* [Exercise details] Leaving out all pictures, retype the records exactly.

• • • •

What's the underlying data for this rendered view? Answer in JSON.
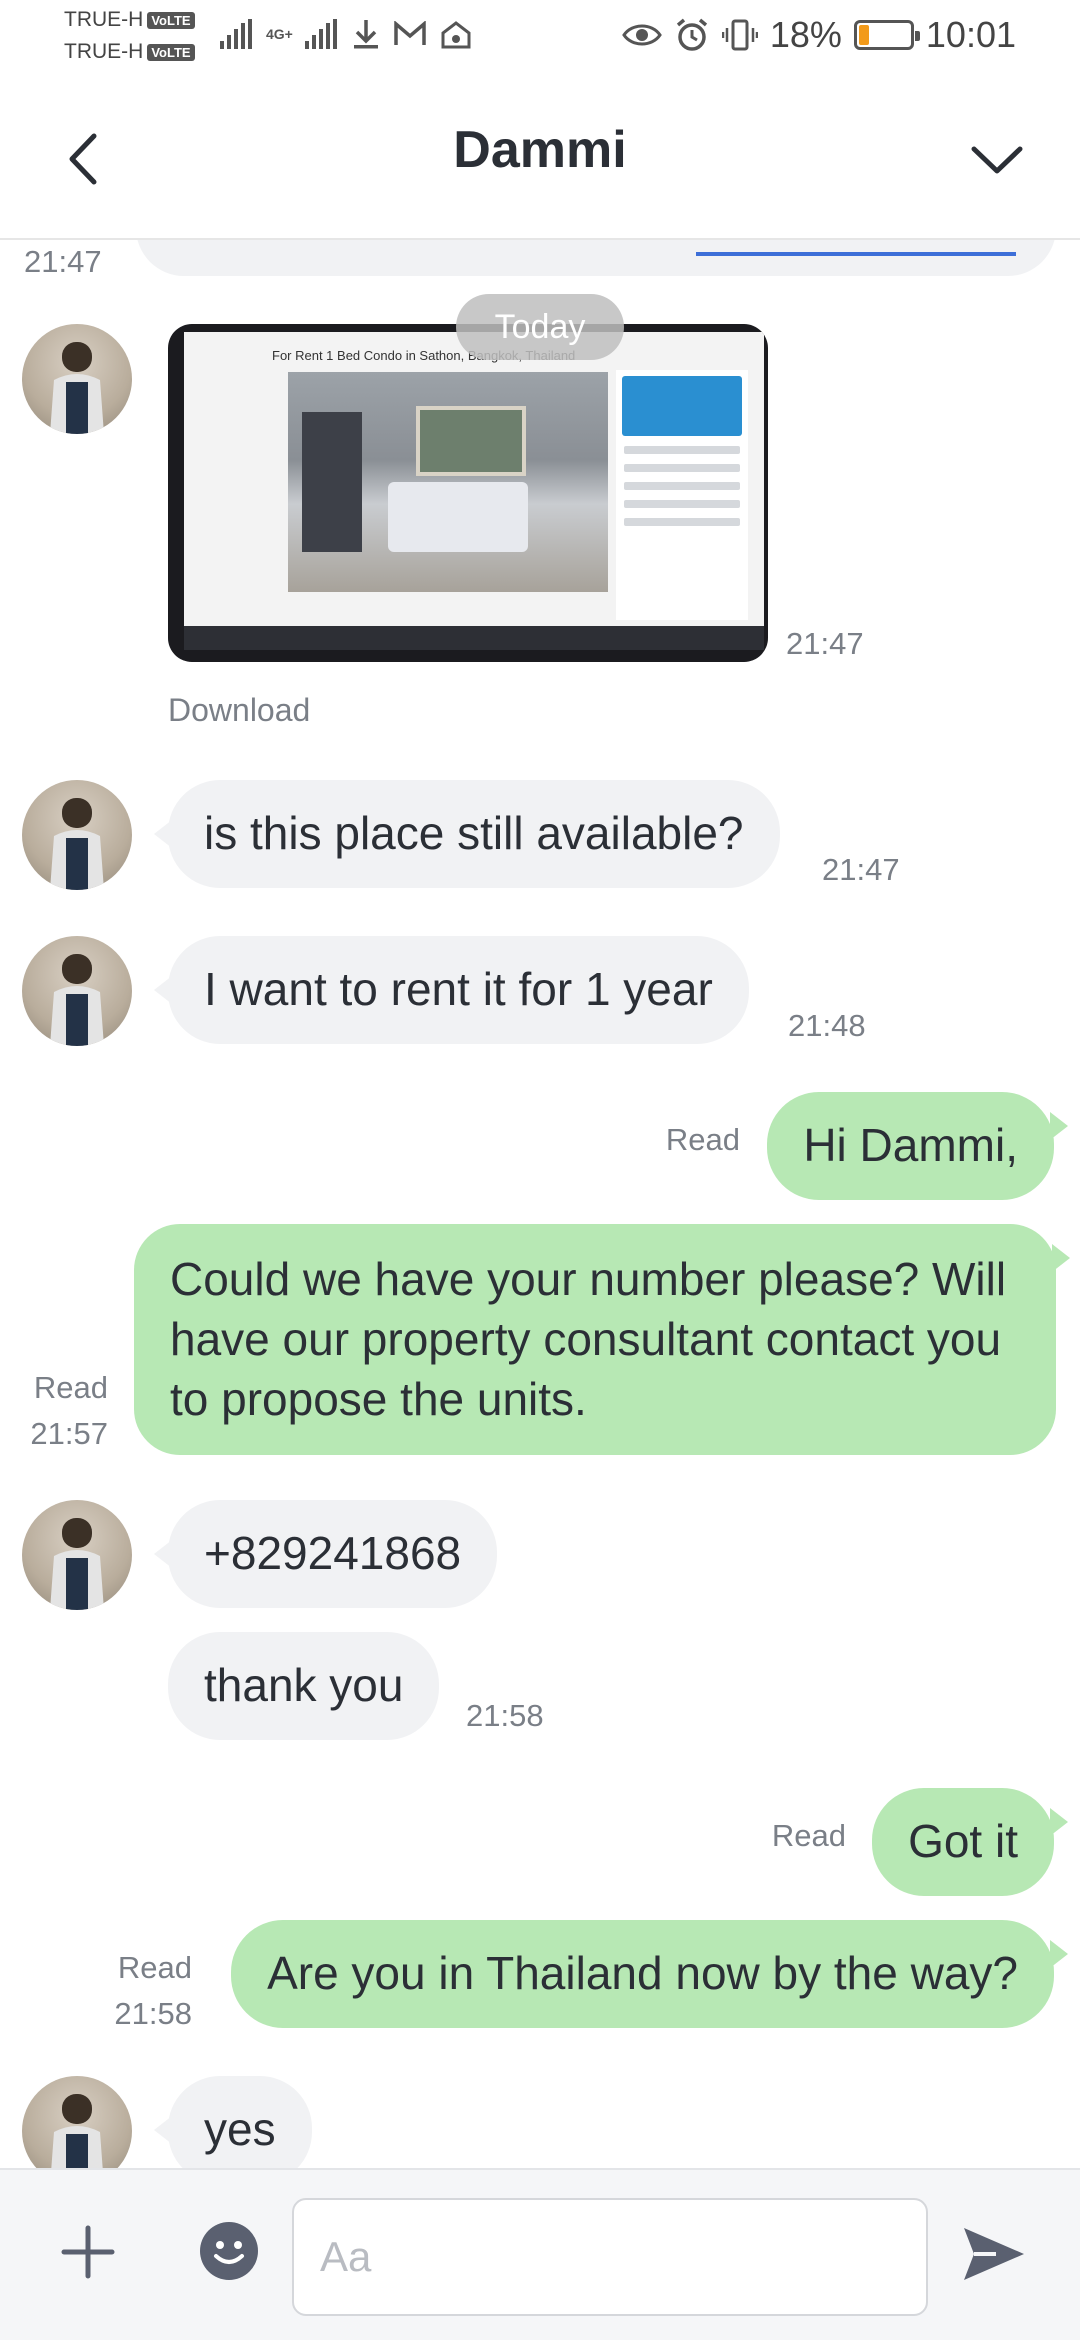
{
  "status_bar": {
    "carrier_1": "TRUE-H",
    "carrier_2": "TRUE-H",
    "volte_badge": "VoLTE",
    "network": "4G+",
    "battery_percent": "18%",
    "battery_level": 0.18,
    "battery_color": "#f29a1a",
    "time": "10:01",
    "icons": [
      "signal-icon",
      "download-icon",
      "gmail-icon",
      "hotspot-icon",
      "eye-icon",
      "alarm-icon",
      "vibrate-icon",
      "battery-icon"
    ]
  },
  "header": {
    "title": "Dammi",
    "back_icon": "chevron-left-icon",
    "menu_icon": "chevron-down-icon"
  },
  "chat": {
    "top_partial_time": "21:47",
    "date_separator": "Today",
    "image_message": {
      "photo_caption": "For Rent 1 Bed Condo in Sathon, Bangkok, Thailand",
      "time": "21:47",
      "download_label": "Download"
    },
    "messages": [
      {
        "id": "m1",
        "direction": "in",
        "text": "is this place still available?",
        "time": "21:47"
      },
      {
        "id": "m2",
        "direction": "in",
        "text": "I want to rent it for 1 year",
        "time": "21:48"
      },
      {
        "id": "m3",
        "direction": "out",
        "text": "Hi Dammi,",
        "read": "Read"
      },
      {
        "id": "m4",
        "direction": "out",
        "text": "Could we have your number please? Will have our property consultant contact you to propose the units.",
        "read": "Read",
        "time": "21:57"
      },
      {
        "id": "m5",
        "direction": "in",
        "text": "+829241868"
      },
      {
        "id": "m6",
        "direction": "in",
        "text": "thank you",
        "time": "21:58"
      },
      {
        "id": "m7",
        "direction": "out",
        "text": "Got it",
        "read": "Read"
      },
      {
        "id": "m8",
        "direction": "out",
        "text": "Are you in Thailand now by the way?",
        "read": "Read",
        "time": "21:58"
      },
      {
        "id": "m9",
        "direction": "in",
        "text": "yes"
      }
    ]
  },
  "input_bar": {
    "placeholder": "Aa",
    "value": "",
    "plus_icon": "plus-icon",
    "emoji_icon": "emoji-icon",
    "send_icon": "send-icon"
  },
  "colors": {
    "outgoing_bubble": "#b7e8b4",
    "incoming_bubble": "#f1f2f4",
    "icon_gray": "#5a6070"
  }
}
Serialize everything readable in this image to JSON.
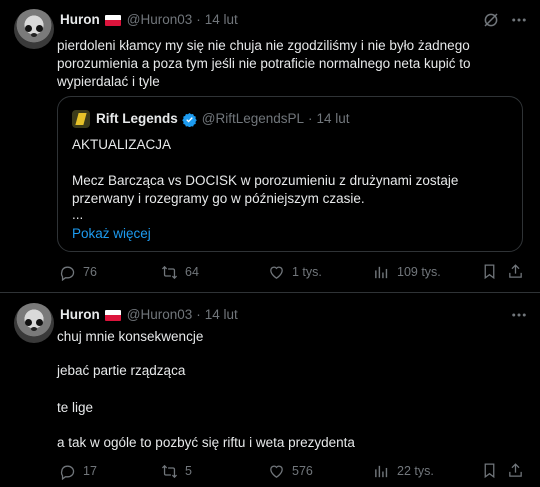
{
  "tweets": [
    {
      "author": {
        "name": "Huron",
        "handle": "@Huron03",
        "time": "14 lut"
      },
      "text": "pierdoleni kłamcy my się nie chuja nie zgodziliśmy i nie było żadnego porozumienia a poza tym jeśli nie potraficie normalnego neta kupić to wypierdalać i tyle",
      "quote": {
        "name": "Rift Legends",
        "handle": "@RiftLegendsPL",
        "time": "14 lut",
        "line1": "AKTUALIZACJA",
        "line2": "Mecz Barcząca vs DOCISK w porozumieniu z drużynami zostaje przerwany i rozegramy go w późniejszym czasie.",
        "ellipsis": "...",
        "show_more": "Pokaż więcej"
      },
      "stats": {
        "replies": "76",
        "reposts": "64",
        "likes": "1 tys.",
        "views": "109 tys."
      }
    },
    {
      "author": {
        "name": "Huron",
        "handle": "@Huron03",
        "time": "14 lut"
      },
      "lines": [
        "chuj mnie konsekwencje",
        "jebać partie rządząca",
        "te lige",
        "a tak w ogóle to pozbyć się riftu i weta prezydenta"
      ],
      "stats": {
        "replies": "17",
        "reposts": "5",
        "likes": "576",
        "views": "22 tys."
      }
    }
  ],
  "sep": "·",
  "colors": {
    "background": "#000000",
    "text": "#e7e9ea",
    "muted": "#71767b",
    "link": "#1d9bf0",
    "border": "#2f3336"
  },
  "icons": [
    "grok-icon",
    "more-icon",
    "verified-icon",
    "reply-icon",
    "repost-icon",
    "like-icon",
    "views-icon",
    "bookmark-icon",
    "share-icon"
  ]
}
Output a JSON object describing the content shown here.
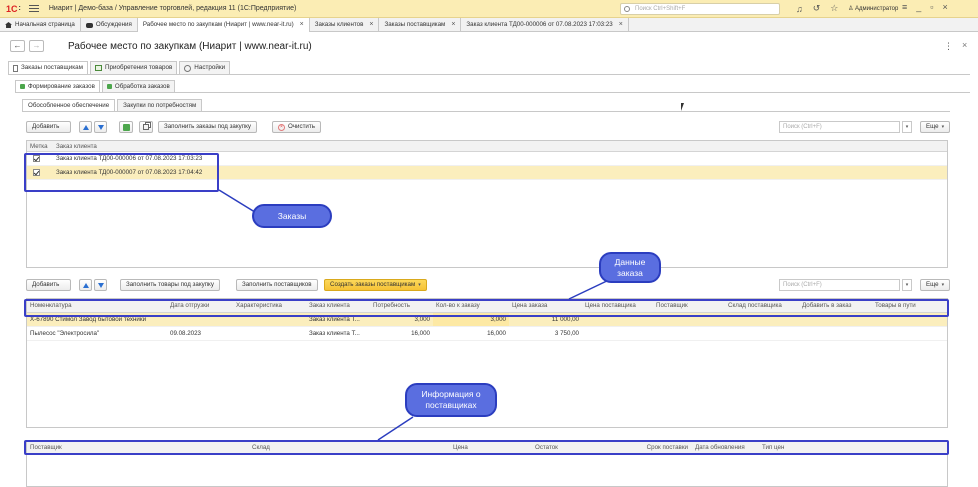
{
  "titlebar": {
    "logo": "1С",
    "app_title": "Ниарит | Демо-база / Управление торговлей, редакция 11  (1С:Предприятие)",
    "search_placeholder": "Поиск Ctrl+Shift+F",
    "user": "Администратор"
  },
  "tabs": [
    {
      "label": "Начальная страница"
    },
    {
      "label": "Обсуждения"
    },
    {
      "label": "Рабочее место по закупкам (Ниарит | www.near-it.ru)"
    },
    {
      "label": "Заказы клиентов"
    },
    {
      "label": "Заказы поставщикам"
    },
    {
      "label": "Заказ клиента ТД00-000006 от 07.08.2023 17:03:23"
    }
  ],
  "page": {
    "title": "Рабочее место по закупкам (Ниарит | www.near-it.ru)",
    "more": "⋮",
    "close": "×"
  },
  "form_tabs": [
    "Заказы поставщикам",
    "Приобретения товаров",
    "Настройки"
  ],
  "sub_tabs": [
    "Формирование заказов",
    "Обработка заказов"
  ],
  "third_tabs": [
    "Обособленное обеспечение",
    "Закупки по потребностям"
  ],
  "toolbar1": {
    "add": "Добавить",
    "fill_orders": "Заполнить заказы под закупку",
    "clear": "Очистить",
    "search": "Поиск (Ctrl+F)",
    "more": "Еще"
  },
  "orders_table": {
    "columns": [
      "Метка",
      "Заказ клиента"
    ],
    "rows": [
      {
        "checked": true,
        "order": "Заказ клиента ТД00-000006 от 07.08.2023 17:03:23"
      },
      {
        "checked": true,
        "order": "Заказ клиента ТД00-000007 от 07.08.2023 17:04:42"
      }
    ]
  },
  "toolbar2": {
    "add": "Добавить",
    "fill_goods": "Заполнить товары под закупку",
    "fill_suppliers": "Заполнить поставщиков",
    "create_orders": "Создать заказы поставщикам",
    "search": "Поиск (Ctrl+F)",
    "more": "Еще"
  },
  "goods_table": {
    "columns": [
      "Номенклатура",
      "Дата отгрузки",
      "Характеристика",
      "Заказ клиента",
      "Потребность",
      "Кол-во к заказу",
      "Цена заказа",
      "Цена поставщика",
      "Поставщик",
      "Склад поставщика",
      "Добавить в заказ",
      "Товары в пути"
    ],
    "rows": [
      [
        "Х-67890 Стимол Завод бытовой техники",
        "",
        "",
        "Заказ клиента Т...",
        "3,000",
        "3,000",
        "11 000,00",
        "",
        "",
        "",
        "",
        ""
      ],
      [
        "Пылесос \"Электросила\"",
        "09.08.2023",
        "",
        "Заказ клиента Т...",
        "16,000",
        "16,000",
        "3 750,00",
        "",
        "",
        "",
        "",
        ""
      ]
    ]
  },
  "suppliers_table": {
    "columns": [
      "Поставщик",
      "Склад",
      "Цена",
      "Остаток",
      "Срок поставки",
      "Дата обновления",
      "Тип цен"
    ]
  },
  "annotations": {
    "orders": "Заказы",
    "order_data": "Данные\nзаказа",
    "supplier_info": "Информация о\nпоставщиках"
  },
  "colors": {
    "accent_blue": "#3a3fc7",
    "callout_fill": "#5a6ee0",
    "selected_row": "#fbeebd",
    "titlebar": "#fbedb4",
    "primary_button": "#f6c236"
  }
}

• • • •

* [Answer to this task]
What's the underlying data for this rendered view? Answer in JSON.
{
  "status_bar": {
    "carrier_1": "TRUE-H",
    "carrier_2": "TRUE-H",
    "volte_badge": "VoLTE",
    "network": "4G+",
    "battery_percent": "18%",
    "battery_level": 0.18,
    "battery_color": "#f29a1a",
    "time": "10:01",
    "icons": [
      "signal-icon",
      "download-icon",
      "gmail-icon",
      "hotspot-icon",
      "eye-icon",
      "alarm-icon",
      "vibrate-icon",
      "battery-icon"
    ]
  },
  "header": {
    "title": "Dammi",
    "back_icon": "chevron-left-icon",
    "menu_icon": "chevron-down-icon"
  },
  "chat": {
    "top_partial_time": "21:47",
    "date_separator": "Today",
    "image_message": {
      "photo_caption": "For Rent 1 Bed Condo in Sathon, Bangkok, Thailand",
      "time": "21:47",
      "download_label": "Download"
    },
    "messages": [
      {
        "id": "m1",
        "direction": "in",
        "text": "is this place still available?",
        "time": "21:47"
      },
      {
        "id": "m2",
        "direction": "in",
        "text": "I want to rent it for 1 year",
        "time": "21:48"
      },
      {
        "id": "m3",
        "direction": "out",
        "text": "Hi Dammi,",
        "read": "Read"
      },
      {
        "id": "m4",
        "direction": "out",
        "text": "Could we have your number please? Will have our property consultant contact you to propose the units.",
        "read": "Read",
        "time": "21:57"
      },
      {
        "id": "m5",
        "direction": "in",
        "text": "+829241868"
      },
      {
        "id": "m6",
        "direction": "in",
        "text": "thank you",
        "time": "21:58"
      },
      {
        "id": "m7",
        "direction": "out",
        "text": "Got it",
        "read": "Read"
      },
      {
        "id": "m8",
        "direction": "out",
        "text": "Are you in Thailand now by the way?",
        "read": "Read",
        "time": "21:58"
      },
      {
        "id": "m9",
        "direction": "in",
        "text": "yes"
      }
    ]
  },
  "input_bar": {
    "placeholder": "Aa",
    "value": "",
    "plus_icon": "plus-icon",
    "emoji_icon": "emoji-icon",
    "send_icon": "send-icon"
  },
  "colors": {
    "outgoing_bubble": "#b7e8b4",
    "incoming_bubble": "#f1f2f4",
    "icon_gray": "#5a6070"
  }
}
Serialize everything readable in this image to JSON.
{
  "tweets": [
    {
      "author": {
        "name": "Huron",
        "handle": "@Huron03",
        "time": "14 lut"
      },
      "text": "pierdoleni kłamcy my się nie chuja nie zgodziliśmy i nie było żadnego porozumienia a poza tym jeśli nie potraficie normalnego neta kupić to wypierdalać i tyle",
      "quote": {
        "name": "Rift Legends",
        "handle": "@RiftLegendsPL",
        "time": "14 lut",
        "line1": "AKTUALIZACJA",
        "line2": "Mecz Barcząca vs DOCISK w porozumieniu z drużynami zostaje przerwany i rozegramy go w późniejszym czasie.",
        "ellipsis": "...",
        "show_more": "Pokaż więcej"
      },
      "stats": {
        "replies": "76",
        "reposts": "64",
        "likes": "1 tys.",
        "views": "109 tys."
      }
    },
    {
      "author": {
        "name": "Huron",
        "handle": "@Huron03",
        "time": "14 lut"
      },
      "lines": [
        "chuj mnie konsekwencje",
        "jebać partie rządząca",
        "te lige",
        "a tak w ogóle to pozbyć się riftu i weta prezydenta"
      ],
      "stats": {
        "replies": "17",
        "reposts": "5",
        "likes": "576",
        "views": "22 tys."
      }
    }
  ],
  "sep": "·",
  "colors": {
    "background": "#000000",
    "text": "#e7e9ea",
    "muted": "#71767b",
    "link": "#1d9bf0",
    "border": "#2f3336"
  },
  "icons": [
    "grok-icon",
    "more-icon",
    "verified-icon",
    "reply-icon",
    "repost-icon",
    "like-icon",
    "views-icon",
    "bookmark-icon",
    "share-icon"
  ]
}
Output a JSON object describing the content shown here.
{
  "titlebar": {
    "logo": "1С",
    "app_title": "Ниарит | Демо-база / Управление торговлей, редакция 11  (1С:Предприятие)",
    "search_placeholder": "Поиск Ctrl+Shift+F",
    "user": "Администратор"
  },
  "tabs": [
    {
      "label": "Начальная страница"
    },
    {
      "label": "Обсуждения"
    },
    {
      "label": "Рабочее место по закупкам (Ниарит | www.near-it.ru)"
    },
    {
      "label": "Заказы клиентов"
    },
    {
      "label": "Заказы поставщикам"
    },
    {
      "label": "Заказ клиента ТД00-000006 от 07.08.2023 17:03:23"
    }
  ],
  "page": {
    "title": "Рабочее место по закупкам (Ниарит | www.near-it.ru)",
    "more": "⋮",
    "close": "×"
  },
  "form_tabs": [
    "Заказы поставщикам",
    "Приобретения товаров",
    "Настройки"
  ],
  "sub_tabs": [
    "Формирование заказов",
    "Обработка заказов"
  ],
  "third_tabs": [
    "Обособленное обеспечение",
    "Закупки по потребностям"
  ],
  "toolbar1": {
    "add": "Добавить",
    "fill_orders": "Заполнить заказы под закупку",
    "clear": "Очистить",
    "search": "Поиск (Ctrl+F)",
    "more": "Еще"
  },
  "orders_table": {
    "columns": [
      "Метка",
      "Заказ клиента"
    ],
    "rows": [
      {
        "checked": true,
        "order": "Заказ клиента ТД00-000006 от 07.08.2023 17:03:23"
      },
      {
        "checked": true,
        "order": "Заказ клиента ТД00-000007 от 07.08.2023 17:04:42"
      }
    ]
  },
  "toolbar2": {
    "add": "Добавить",
    "fill_goods": "Заполнить товары под закупку",
    "fill_suppliers": "Заполнить поставщиков",
    "create_orders": "Создать заказы поставщикам",
    "search": "Поиск (Ctrl+F)",
    "more": "Еще"
  },
  "goods_table": {
    "columns": [
      "Номенклатура",
      "Дата отгрузки",
      "Характеристика",
      "Заказ клиента",
      "Потребность",
      "Кол-во к заказу",
      "Цена заказа",
      "Цена поставщика",
      "Поставщик",
      "Склад поставщика",
      "Добавить в заказ",
      "Товары в пути"
    ],
    "rows": [
      [
        "Х-67890 Стимол Завод бытовой техники",
        "",
        "",
        "Заказ клиента Т...",
        "3,000",
        "3,000",
        "11 000,00",
        "",
        "",
        "",
        "",
        ""
      ],
      [
        "Пылесос \"Электросила\"",
        "09.08.2023",
        "",
        "Заказ клиента Т...",
        "16,000",
        "16,000",
        "3 750,00",
        "",
        "",
        "",
        "",
        ""
      ]
    ]
  },
  "suppliers_table": {
    "columns": [
      "Поставщик",
      "Склад",
      "Цена",
      "Остаток",
      "Срок поставки",
      "Дата обновления",
      "Тип цен"
    ]
  },
  "annotations": {
    "orders": "Заказы",
    "order_data": "Данные\nзаказа",
    "supplier_info": "Информация о\nпоставщиках"
  },
  "colors": {
    "accent_blue": "#3a3fc7",
    "callout_fill": "#5a6ee0",
    "selected_row": "#fbeebd",
    "titlebar": "#fbedb4",
    "primary_button": "#f6c236"
  }
}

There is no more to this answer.